(Recorded data)
■ ■ ■ ■ ■ ■ ■

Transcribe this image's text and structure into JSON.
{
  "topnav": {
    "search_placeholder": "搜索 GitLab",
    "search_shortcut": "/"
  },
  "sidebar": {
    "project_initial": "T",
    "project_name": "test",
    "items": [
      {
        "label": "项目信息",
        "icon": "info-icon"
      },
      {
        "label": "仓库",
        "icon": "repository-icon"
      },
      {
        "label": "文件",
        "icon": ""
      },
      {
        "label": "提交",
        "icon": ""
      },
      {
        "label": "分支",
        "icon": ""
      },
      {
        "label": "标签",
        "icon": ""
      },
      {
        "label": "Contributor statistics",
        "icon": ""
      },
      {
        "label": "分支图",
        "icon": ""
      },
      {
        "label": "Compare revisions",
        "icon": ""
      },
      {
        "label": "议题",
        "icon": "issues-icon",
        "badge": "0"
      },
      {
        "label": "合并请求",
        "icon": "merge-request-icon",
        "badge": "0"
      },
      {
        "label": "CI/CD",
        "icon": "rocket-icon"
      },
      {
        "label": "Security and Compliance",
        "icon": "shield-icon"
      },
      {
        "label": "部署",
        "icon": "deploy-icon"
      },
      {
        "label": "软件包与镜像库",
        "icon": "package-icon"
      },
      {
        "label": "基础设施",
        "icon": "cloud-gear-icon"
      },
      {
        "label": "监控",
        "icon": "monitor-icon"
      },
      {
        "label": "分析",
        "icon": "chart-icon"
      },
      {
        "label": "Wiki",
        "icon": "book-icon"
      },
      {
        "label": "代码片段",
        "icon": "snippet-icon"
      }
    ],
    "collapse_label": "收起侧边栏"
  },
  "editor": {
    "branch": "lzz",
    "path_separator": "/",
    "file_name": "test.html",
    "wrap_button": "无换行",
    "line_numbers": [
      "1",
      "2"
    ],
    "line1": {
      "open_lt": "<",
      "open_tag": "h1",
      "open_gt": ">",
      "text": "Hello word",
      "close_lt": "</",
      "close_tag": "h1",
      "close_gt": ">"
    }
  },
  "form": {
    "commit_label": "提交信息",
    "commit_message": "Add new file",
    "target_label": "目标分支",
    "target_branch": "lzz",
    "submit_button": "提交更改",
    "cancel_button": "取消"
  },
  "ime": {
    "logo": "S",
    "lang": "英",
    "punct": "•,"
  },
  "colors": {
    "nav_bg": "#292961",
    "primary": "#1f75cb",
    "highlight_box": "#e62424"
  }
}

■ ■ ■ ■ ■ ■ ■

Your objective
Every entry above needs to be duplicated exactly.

Task solution
Transcribe this image's text and structure into JSON.
{
  "topnav": {
    "search_placeholder": "搜索 GitLab",
    "search_shortcut": "/"
  },
  "sidebar": {
    "project_initial": "T",
    "project_name": "test",
    "items": [
      {
        "label": "项目信息",
        "icon": "info-icon"
      },
      {
        "label": "仓库",
        "icon": "repository-icon"
      },
      {
        "label": "文件",
        "icon": ""
      },
      {
        "label": "提交",
        "icon": ""
      },
      {
        "label": "分支",
        "icon": ""
      },
      {
        "label": "标签",
        "icon": ""
      },
      {
        "label": "Contributor statistics",
        "icon": ""
      },
      {
        "label": "分支图",
        "icon": ""
      },
      {
        "label": "Compare revisions",
        "icon": ""
      },
      {
        "label": "议题",
        "icon": "issues-icon",
        "badge": "0"
      },
      {
        "label": "合并请求",
        "icon": "merge-request-icon",
        "badge": "0"
      },
      {
        "label": "CI/CD",
        "icon": "rocket-icon"
      },
      {
        "label": "Security and Compliance",
        "icon": "shield-icon"
      },
      {
        "label": "部署",
        "icon": "deploy-icon"
      },
      {
        "label": "软件包与镜像库",
        "icon": "package-icon"
      },
      {
        "label": "基础设施",
        "icon": "cloud-gear-icon"
      },
      {
        "label": "监控",
        "icon": "monitor-icon"
      },
      {
        "label": "分析",
        "icon": "chart-icon"
      },
      {
        "label": "Wiki",
        "icon": "book-icon"
      },
      {
        "label": "代码片段",
        "icon": "snippet-icon"
      }
    ],
    "collapse_label": "收起侧边栏"
  },
  "editor": {
    "branch": "lzz",
    "path_separator": "/",
    "file_name": "test.html",
    "wrap_button": "无换行",
    "line_numbers": [
      "1",
      "2"
    ],
    "line1": {
      "open_lt": "<",
      "open_tag": "h1",
      "open_gt": ">",
      "text": "Hello word",
      "close_lt": "</",
      "close_tag": "h1",
      "close_gt": ">"
    }
  },
  "form": {
    "commit_label": "提交信息",
    "commit_message": "Add new file",
    "target_label": "目标分支",
    "target_branch": "lzz",
    "submit_button": "提交更改",
    "cancel_button": "取消"
  },
  "ime": {
    "logo": "S",
    "lang": "英",
    "punct": "•,"
  },
  "colors": {
    "nav_bg": "#292961",
    "primary": "#1f75cb",
    "highlight_box": "#e62424"
  }
}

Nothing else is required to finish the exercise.